Northern Health Trust chairman Jim Stewart is sacked
The chairman of the Northern Health Trust, Jim Stewart, has been sacked.

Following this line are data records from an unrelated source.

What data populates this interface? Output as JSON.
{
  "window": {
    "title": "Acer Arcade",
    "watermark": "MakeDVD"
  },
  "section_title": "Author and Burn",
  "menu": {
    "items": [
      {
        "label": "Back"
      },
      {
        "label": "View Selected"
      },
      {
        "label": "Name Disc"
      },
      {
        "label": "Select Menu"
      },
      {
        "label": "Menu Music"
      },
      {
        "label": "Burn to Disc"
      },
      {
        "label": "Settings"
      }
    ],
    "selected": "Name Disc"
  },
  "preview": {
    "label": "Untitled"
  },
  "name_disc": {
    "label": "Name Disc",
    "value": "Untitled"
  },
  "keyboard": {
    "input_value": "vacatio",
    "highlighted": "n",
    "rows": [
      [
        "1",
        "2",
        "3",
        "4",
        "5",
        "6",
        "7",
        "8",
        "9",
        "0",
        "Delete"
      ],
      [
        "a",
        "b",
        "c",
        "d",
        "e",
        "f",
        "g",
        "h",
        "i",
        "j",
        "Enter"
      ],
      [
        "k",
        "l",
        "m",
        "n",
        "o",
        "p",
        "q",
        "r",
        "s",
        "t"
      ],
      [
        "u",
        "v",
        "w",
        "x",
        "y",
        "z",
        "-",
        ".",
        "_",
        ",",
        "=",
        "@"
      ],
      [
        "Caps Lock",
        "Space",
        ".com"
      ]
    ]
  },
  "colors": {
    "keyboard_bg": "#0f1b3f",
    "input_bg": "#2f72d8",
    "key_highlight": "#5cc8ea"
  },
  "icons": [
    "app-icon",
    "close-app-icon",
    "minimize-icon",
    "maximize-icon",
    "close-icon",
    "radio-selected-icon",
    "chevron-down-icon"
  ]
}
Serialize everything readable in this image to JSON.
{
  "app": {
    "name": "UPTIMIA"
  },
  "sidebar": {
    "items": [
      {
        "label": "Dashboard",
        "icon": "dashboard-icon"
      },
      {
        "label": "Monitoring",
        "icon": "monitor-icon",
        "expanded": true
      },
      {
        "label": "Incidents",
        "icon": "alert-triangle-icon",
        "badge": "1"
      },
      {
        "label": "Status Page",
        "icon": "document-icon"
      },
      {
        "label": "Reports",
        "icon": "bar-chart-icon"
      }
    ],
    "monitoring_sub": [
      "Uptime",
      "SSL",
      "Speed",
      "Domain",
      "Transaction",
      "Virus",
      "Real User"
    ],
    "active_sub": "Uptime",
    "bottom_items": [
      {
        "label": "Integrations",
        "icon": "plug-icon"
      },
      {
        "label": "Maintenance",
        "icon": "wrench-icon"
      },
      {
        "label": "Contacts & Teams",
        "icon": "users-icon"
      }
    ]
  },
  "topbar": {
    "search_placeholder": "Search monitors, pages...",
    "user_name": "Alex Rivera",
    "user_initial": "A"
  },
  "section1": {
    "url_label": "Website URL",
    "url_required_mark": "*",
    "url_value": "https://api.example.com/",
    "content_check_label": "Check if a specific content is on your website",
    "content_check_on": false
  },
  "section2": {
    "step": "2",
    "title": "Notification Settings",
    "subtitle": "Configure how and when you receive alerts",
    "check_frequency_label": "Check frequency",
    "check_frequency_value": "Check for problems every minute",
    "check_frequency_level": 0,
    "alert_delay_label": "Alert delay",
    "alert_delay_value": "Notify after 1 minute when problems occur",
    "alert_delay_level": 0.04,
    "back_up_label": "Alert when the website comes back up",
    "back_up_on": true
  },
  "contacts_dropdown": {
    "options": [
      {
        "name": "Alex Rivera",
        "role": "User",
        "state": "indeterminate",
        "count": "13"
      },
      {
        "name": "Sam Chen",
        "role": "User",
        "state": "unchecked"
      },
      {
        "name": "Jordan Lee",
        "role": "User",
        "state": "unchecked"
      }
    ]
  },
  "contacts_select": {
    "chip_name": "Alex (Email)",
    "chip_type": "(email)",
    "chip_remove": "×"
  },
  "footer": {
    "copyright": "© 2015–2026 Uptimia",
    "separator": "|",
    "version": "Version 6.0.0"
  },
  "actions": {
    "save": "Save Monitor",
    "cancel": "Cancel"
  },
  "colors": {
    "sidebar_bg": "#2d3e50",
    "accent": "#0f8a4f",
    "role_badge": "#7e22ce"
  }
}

It is the first time that a senior health manager has been removed from his post at a Northern Ireland trust.
The sacking follows a crisis in the trust’s accident and emergency provision, during which a number of health targets were not met.
Mr Stewart had refused to resign and said he was “very disappointed” that the health minister, Edwin Poots, had chosen to sack him.
Mr Poots said the chairman had fallen short of the high standards expected of someone in his position and confirmed that he has “terminated Mr Stewart’s appointment with immediate effect”.
The Northern Health Trust has been under considerable pressure, mainly due to the poor performance of the Antrim Area Hospital’s accident and emergency department.
For successive winters, the hospital has experienced excessive trolley waits with regular breaches to both its four and 12-hour targets.
In response to his sacking, Mr Stewart said he felt he had been made a “scapegoat”.
“I’ve been involved the public sector for 17 years and never once had my ability or commitment questioned – and even won a CBE award for my commitment in another role – so I really don’t understand and I feel the reasons are just fabricated,” he said.
On Monday, Mr Stewart had accused the health minister of victimising him for his refusal to sack Sean Donaghy, the chief executive of the Northern Health Trust, over the missed targets.
While Mr Stewart acknowledges that the Mr Poots did not directly ask him to sack Mr Donaghy, he said he felt under pressure to do so as the minister had told chairmen that heads would roll unless targets were met and people held to account.
But in a statement on Friday, Mr Poots said the chairman’s remarks had been “very damaging to the reputation of the trust”.
The minster said: “Against a background of very serious and unresolved issues with the performance of the Northern Health and Social Care Trust on emergency care, I need to be sure that the leadership team are all working together to resolve the problem.
“Whatever may or may not have been said before Monday 10 December, it was wholly inappropriate for Mr Stewart to speak publicly as he did on Monday.”
Mr Poots said the remarks had “confirmed that Mr Stewart does not share my view that much better performance against the 12-hour standard for A&E Departments is both possible and essential in the short term”.
During that time there was a a serious outbreak of the hospital superbug, C. difficile, and most recently, the crisis in emergency care provision.
Earlier this year, the health minister, Edwin Poots said “heads would roll” if trusts did not achieve their targets.
In his statement, Mr Poots said that people in positions of responsibility such as Mr Stewart “must demonstrate the highest standards of corporate and personal conduct based on recognition that patients and clients always come first”.
“Regrettably, in addition to a number of performance issues at the Northern HSC Trust, upon which the chair was recently challenged by my department, Mr Stewart fell short of these high standards in recent days.”
The minister said the vacant post of chairman would be filled “as soon as possible”.
He added that until a new chair was appointed, the “existing board at the trust will elect an interim chair from its non executive directors”.